We all had an unpleasant experience of getting a sunburn. It takes a few days for the skin to recover; the experience is painful but nothing that a few Advils cannot fix.
Once the apparent burn is gone, we have no reason to believe that the skin has sustained permanent damage. Unfortunately, the long-term effects of sun exposure linger and accumulate. The skin does partially recover from sun damage, but it never fully recovers. The skin cells' structure changes causing permanent wrinkles, dark spots, and potentially cancer.
So we must apply sunscreen daily, especially if we are heading outside to enjoy a sunny day.
Know Your Sunscreen
Sunscreen falls into a regulated substance as it is categorized as an over-the-counter drug. Although the effects of sunscreen usage are not fully known or understood, the FDA concluded that sunscreen should not contain oxybenzone.
FDA conducted a study of the most used sunscreen ingredients and identified oxybenzone as a dangerous substance. The research seems to suggest that sunscreen with oxybenzone can "interfere with the normal function of several hormones, including estrogen," and cause congenital disabilities. Consumer Reports, What You Need To Know About Sunscreen Ingredients.

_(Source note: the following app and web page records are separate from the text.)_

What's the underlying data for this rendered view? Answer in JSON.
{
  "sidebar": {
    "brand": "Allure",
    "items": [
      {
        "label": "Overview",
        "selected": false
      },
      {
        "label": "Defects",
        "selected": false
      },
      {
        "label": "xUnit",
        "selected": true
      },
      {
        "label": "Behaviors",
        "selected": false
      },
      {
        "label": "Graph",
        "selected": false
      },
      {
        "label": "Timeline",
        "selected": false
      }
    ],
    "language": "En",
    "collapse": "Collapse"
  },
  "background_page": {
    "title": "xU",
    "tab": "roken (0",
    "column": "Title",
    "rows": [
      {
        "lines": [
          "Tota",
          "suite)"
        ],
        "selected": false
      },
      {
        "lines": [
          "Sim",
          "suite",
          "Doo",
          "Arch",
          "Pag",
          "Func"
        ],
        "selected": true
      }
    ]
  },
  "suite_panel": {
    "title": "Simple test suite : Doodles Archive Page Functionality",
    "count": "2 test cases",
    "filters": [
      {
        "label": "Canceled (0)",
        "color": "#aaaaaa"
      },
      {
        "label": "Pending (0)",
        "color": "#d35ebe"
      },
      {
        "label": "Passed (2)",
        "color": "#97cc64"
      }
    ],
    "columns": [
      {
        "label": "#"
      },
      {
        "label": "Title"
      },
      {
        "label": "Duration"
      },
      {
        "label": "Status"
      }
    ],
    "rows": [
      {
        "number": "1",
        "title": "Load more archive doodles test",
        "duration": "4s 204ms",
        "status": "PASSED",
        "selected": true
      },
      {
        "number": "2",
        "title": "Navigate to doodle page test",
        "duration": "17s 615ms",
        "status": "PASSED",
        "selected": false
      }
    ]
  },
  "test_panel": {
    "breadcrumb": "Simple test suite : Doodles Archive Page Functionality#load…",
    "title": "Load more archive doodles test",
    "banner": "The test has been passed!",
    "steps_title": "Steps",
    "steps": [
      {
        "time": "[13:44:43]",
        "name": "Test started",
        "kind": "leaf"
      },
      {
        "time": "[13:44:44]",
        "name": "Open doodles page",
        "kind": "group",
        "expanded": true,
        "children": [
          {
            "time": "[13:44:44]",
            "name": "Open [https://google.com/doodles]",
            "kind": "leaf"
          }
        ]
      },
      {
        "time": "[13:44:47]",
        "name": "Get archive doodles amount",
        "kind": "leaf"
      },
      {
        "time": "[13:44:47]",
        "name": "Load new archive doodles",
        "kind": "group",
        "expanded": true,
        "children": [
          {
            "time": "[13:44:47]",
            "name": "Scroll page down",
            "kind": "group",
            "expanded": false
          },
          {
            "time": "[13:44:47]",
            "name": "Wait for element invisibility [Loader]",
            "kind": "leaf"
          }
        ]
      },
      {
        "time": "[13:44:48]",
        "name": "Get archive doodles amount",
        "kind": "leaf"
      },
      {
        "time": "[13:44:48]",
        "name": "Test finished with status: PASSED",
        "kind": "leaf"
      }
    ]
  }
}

Safe And Natural
FDA also identified a few ingredients that are natural and safe for people and the environment.
Titanium Dioxide is a naturally occurring mineral found in the earth's crust. It is known for its ability to soak up UV rays. While titanium dioxide effectively absorbs UVB rays, it is not very effective at absorbing UVA rays.
Another natural ingredient is Zinc Oxide. It offers broad-spectrum protection from UVA and UVB rays. Made Safe, Sunscreen.
Additional Steps To Consider
Applying sunscreen is essential, but it is not the only step you need to take to protect yourself. Consider using sunscreen in combination with the following suggestions:
Apply sunscreen 30 minutes before going outside;
If you are swimming or sweating, re-apply the sunscreen immediately after;
The good practice is to re-apply the lotion every two hours;
The Skin Cancer Foundation advises applying sunscreen to the whole body before going outside;
Wear a hat and protective clothing;
Seek shade. (Skin Cancer Foundation, All About Sunscreen)
It is vital to reinforce the dangers of sun exposure. The UV rays are invisible yet very damaging to our skin. They cause skin cancer, premature aging, wrinkles, dark spots, and dull-looking skin.
The effects of UV radiation are real. Even if you are not into fancy skincare, you need to invest in sunblock and a hat. Shielding your skin from sun and UV rays could be the difference between having healthy skin and worrying about a suspicious new freckle or a red bump.
Take care and lather up!